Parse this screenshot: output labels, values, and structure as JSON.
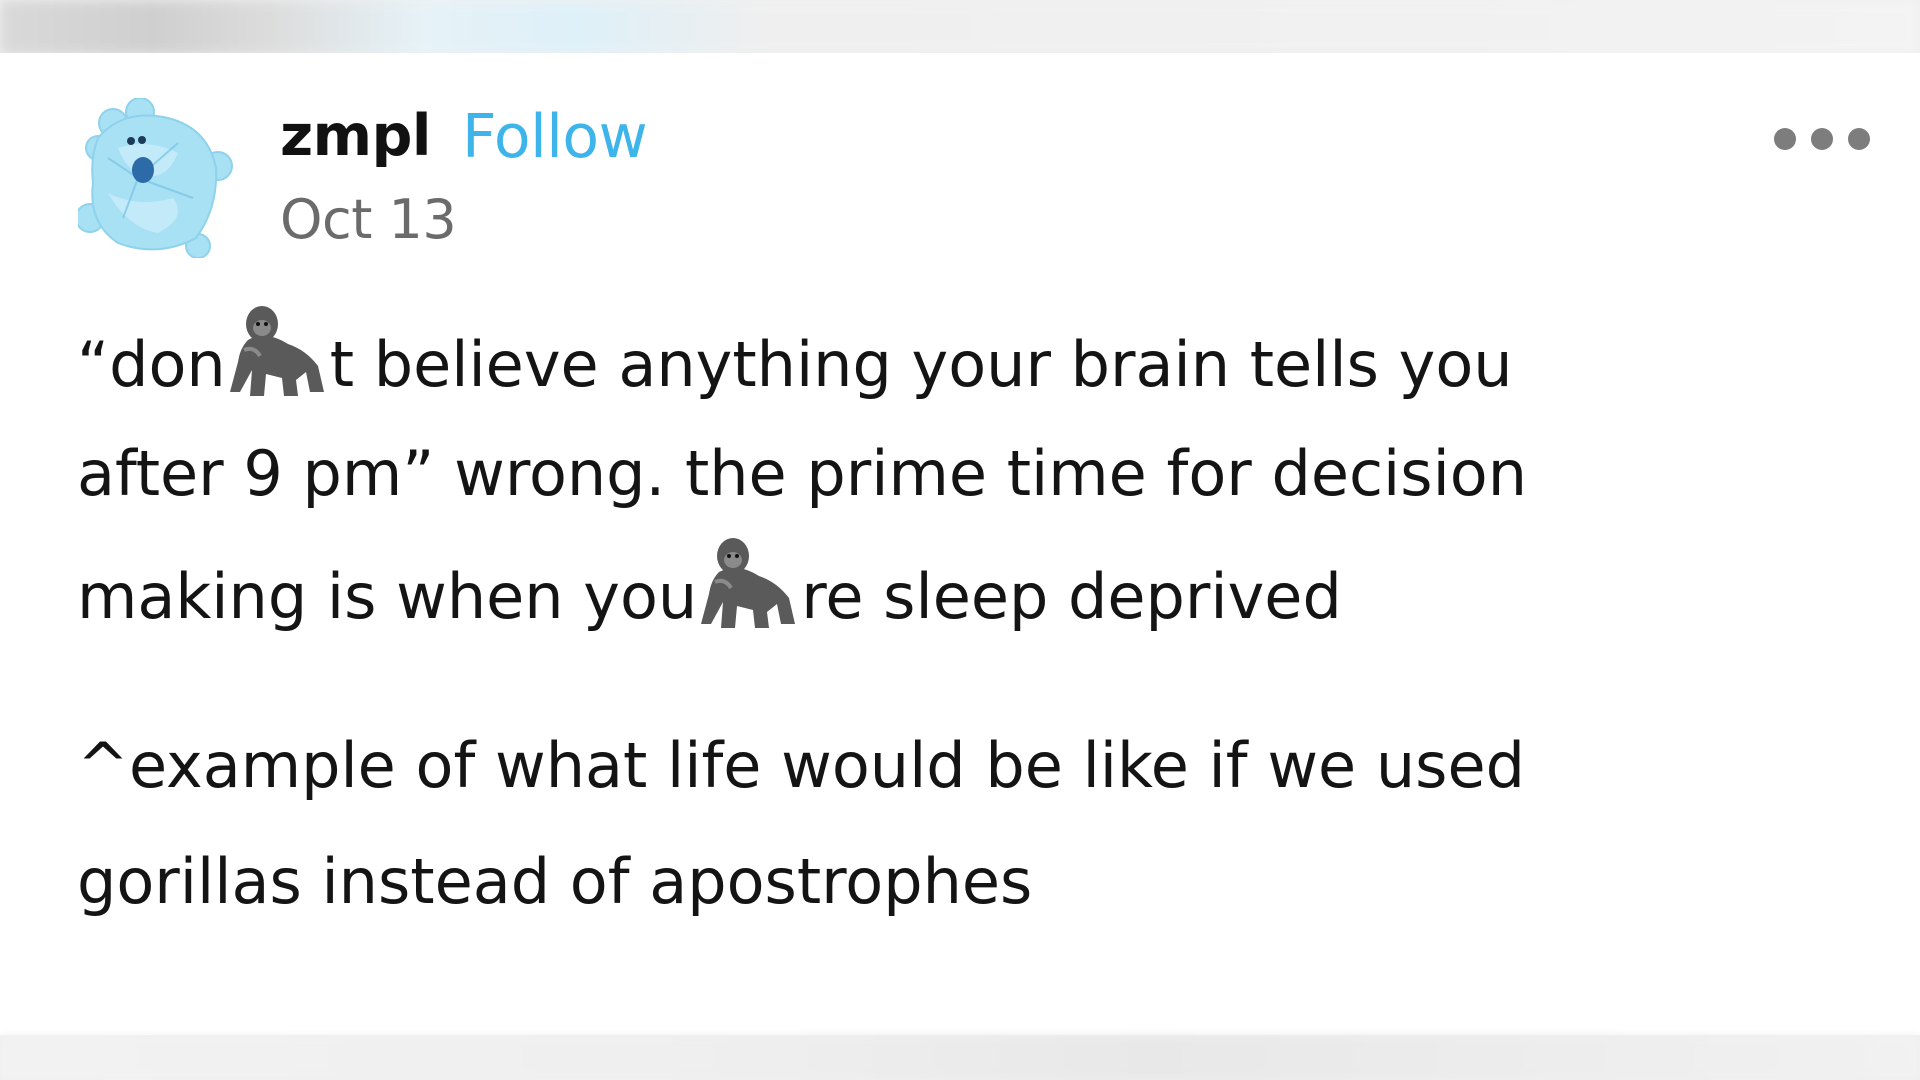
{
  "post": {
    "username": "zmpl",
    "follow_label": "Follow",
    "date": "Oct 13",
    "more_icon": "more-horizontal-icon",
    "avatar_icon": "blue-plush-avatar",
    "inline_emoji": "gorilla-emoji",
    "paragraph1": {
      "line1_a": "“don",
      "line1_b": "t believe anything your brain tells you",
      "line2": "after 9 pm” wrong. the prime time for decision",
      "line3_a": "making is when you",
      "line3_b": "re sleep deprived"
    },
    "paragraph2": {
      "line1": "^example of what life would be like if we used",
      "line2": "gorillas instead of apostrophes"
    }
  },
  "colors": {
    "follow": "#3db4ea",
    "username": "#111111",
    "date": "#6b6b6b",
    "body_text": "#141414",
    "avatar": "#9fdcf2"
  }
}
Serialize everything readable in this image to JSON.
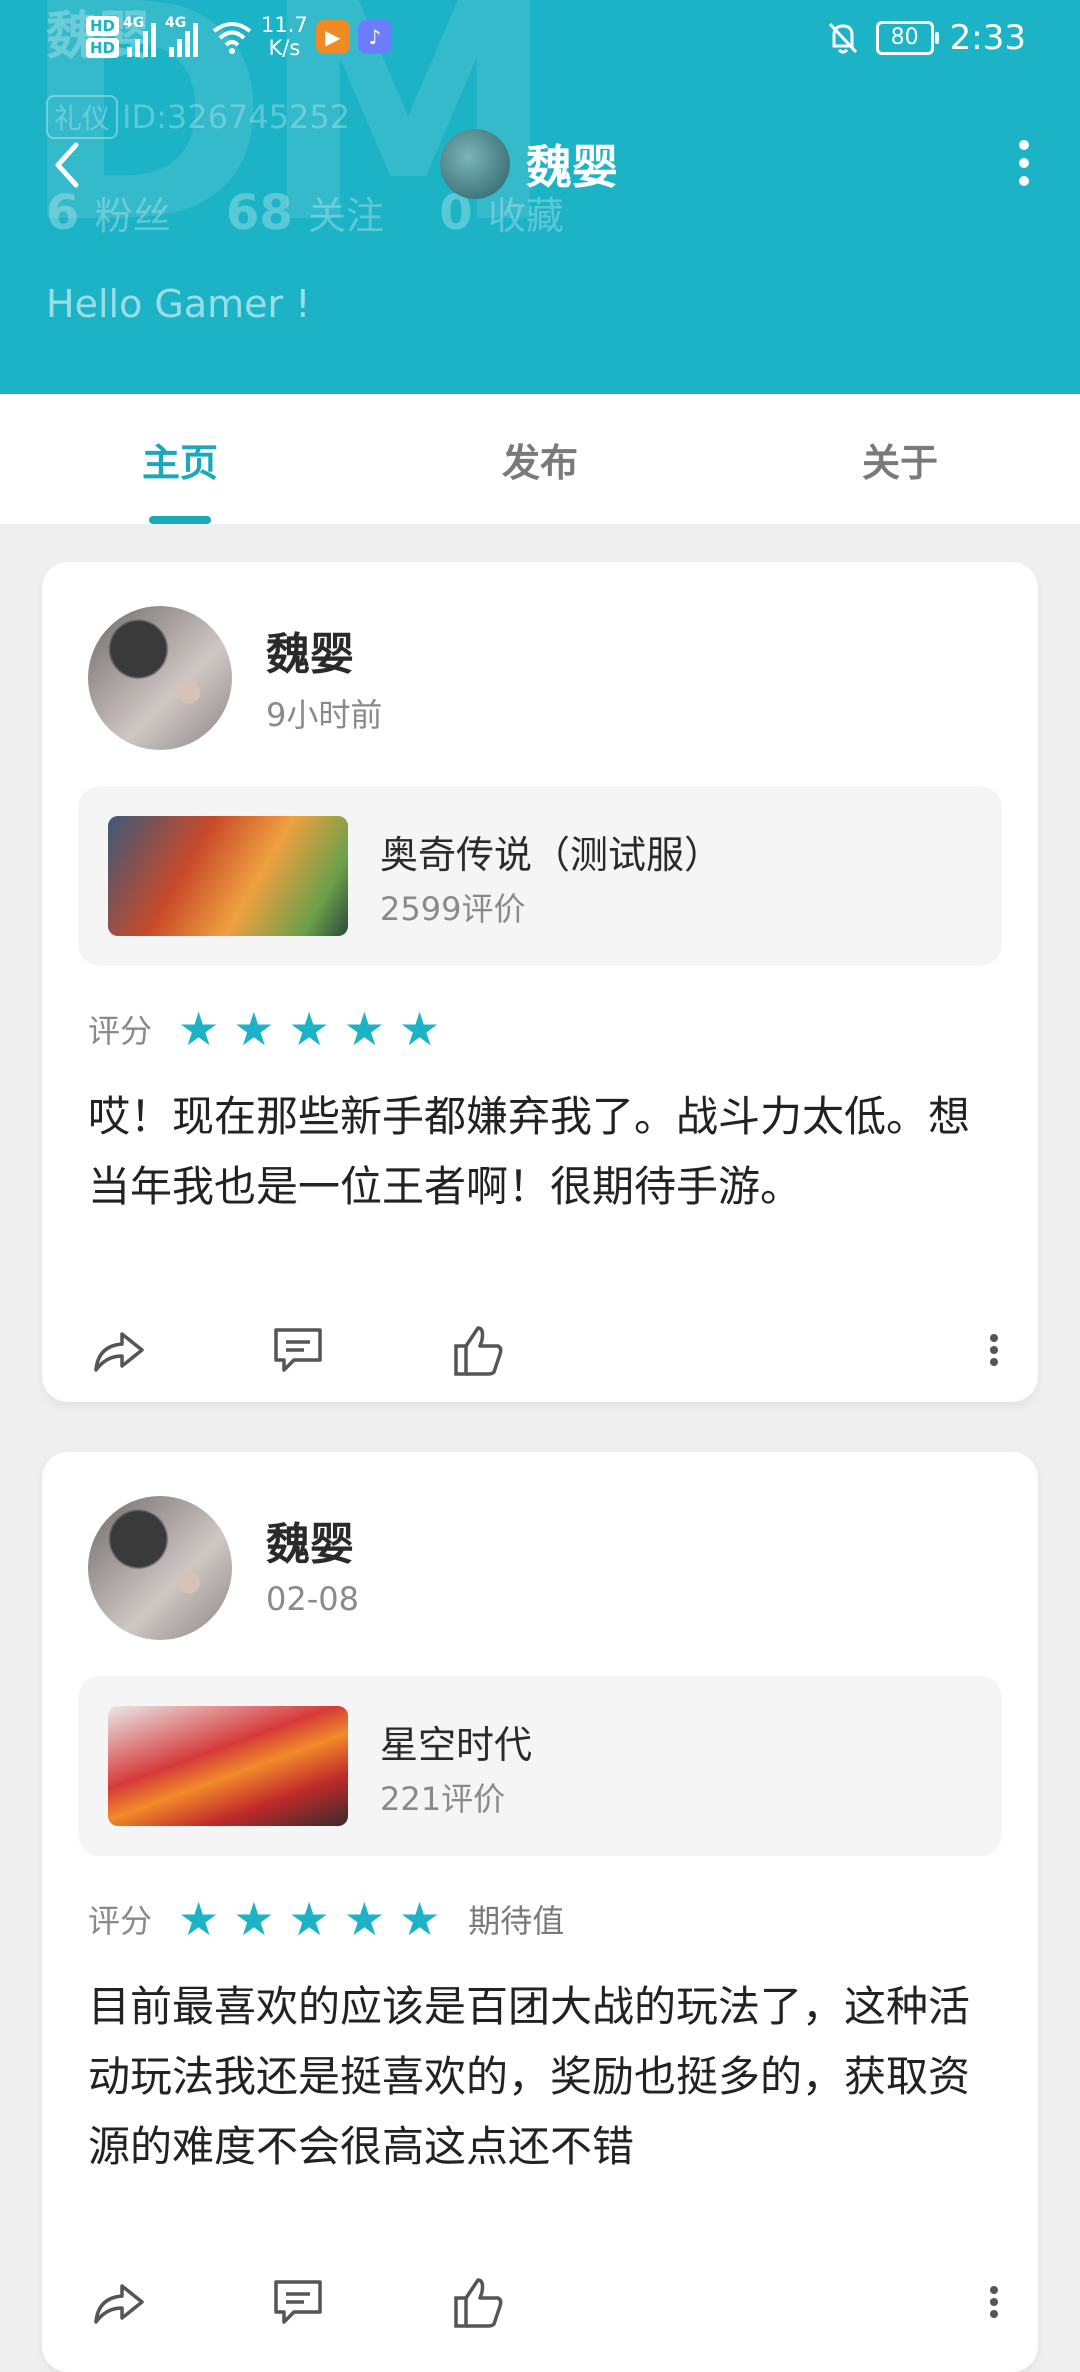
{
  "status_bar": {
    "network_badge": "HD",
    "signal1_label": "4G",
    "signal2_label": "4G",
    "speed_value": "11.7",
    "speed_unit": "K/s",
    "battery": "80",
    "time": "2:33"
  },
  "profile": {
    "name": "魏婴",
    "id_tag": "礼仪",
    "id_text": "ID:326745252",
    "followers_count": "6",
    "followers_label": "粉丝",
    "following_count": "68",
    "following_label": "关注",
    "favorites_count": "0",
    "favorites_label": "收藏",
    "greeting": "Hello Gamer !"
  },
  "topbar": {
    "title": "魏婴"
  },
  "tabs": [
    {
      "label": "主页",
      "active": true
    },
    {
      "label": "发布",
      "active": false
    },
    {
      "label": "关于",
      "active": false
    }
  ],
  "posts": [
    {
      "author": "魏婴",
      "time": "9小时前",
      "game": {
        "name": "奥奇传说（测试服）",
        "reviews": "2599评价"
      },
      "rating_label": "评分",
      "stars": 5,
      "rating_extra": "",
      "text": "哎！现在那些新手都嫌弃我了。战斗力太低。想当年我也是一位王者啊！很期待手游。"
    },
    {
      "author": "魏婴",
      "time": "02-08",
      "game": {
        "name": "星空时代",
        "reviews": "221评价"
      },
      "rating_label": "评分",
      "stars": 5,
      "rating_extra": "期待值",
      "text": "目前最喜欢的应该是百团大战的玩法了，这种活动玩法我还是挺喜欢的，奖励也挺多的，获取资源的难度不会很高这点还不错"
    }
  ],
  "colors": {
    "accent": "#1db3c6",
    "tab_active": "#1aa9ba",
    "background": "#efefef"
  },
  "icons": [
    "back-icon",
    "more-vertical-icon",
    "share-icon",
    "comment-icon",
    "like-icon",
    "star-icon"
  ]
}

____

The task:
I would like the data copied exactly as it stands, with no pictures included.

Your response:
Parse this screenshot: output labels, values, and structure as JSON.
{
  "post": {
    "username": "zmpl",
    "follow_label": "Follow",
    "date": "Oct 13",
    "more_icon": "more-horizontal-icon",
    "avatar_icon": "blue-plush-avatar",
    "inline_emoji": "gorilla-emoji",
    "paragraph1": {
      "line1_a": "“don",
      "line1_b": "t believe anything your brain tells you",
      "line2": "after 9 pm” wrong. the prime time for decision",
      "line3_a": "making is when you",
      "line3_b": "re sleep deprived"
    },
    "paragraph2": {
      "line1": "^example of what life would be like if we used",
      "line2": "gorillas instead of apostrophes"
    }
  },
  "colors": {
    "follow": "#3db4ea",
    "username": "#111111",
    "date": "#6b6b6b",
    "body_text": "#141414",
    "avatar": "#9fdcf2"
  }
}
Serialize everything readable in this image to JSON.
{
  "status_bar": {
    "network_badge": "HD",
    "signal1_label": "4G",
    "signal2_label": "4G",
    "speed_value": "11.7",
    "speed_unit": "K/s",
    "battery": "80",
    "time": "2:33"
  },
  "profile": {
    "name": "魏婴",
    "id_tag": "礼仪",
    "id_text": "ID:326745252",
    "followers_count": "6",
    "followers_label": "粉丝",
    "following_count": "68",
    "following_label": "关注",
    "favorites_count": "0",
    "favorites_label": "收藏",
    "greeting": "Hello Gamer !"
  },
  "topbar": {
    "title": "魏婴"
  },
  "tabs": [
    {
      "label": "主页",
      "active": true
    },
    {
      "label": "发布",
      "active": false
    },
    {
      "label": "关于",
      "active": false
    }
  ],
  "posts": [
    {
      "author": "魏婴",
      "time": "9小时前",
      "game": {
        "name": "奥奇传说（测试服）",
        "reviews": "2599评价"
      },
      "rating_label": "评分",
      "stars": 5,
      "rating_extra": "",
      "text": "哎！现在那些新手都嫌弃我了。战斗力太低。想当年我也是一位王者啊！很期待手游。"
    },
    {
      "author": "魏婴",
      "time": "02-08",
      "game": {
        "name": "星空时代",
        "reviews": "221评价"
      },
      "rating_label": "评分",
      "stars": 5,
      "rating_extra": "期待值",
      "text": "目前最喜欢的应该是百团大战的玩法了，这种活动玩法我还是挺喜欢的，奖励也挺多的，获取资源的难度不会很高这点还不错"
    }
  ],
  "colors": {
    "accent": "#1db3c6",
    "tab_active": "#1aa9ba",
    "background": "#efefef"
  },
  "icons": [
    "back-icon",
    "more-vertical-icon",
    "share-icon",
    "comment-icon",
    "like-icon",
    "star-icon"
  ]
}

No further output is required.